- Type: Bulb
- Zone: 3 – 9
- Height: 1 to 1.5 Feet
- Spread: 1 to 2 Feet
- Bloom Time: August to September
- Bloom Description: Creamy white
- Sun: Full Sun to Part Shade
- Water: Dry to medium
- Maintenance: Medium
- Flower: Showy, Fragrant
- Leaf: Fragrant
- Attracts: Butterflies, Bees and Other Pollinators
- Tolerate: Deer, Drought, Black Walnut
Garlic Chives grows easily in average, dry to medium, well-drained soil in full sun to part shade. Spreads somewhat aggressively by self-seeding and tuberous rootstocks. Deadhead flowers before seed set to control unwanted spread. Garlic chives are graceful herbs with pretty white flowers. The combination of a chive-like appearance and strong garlic flavor makes garlic chives a popular seasoning. Chopped fresh garlic chives are found in recipes for Chinese dishes including stir-fries, and they are used in Japanese cuisine as well. With their white flowers and long green shoots, these plants bear a strong resemblance to regular chives. That’s not surprising since both are members of the onion family. They’re a great substitute for garlic when you don’t feel like smashing and peeling cloves.
Allium tuberosum, commonly called garlic chives, is a clump-forming onion family member which may be grown for both culinary and ornamental purposes. Features chive-like, gray-green leaves up to 12″ long which may be used in cooking in the same manner as chives (Allium schoenoprasum). Tiny, star-shaped, white flowers with brown striped tepals appear in loose clusters (umbels to 2″ wide) atop leafless 9-18″ stems in late summer into fall. Plants will colonize, and a small planting can expand rather quickly. All parts of the plant have an oniony smell when cut or crushed, however the flower scent is more suggestive of violets.
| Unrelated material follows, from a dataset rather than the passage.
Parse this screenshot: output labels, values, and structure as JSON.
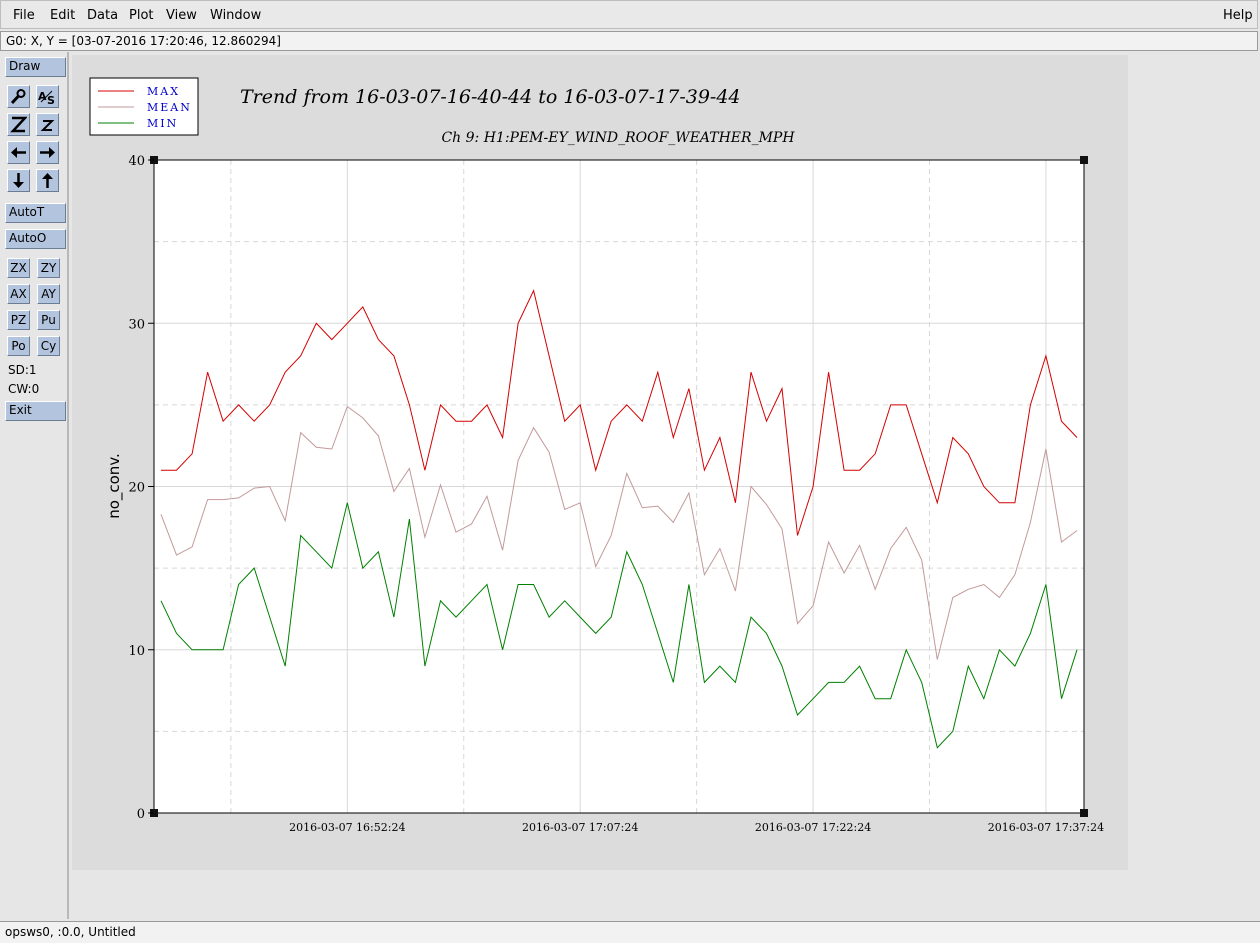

Also commonly called Chinese chives because the plant is grown extensively in China for culinary purposes.
No serious pest or disease problems. Can become a weed.
Herb gardens, vegetable gardens, cottage gardens or naturalized areas. Attractive flowers have good ornamental value and are pleasant additions to rock gardens or border fronts, however flowers must be deadheaded before setting seed or seedlings will sprout up throughout the garden.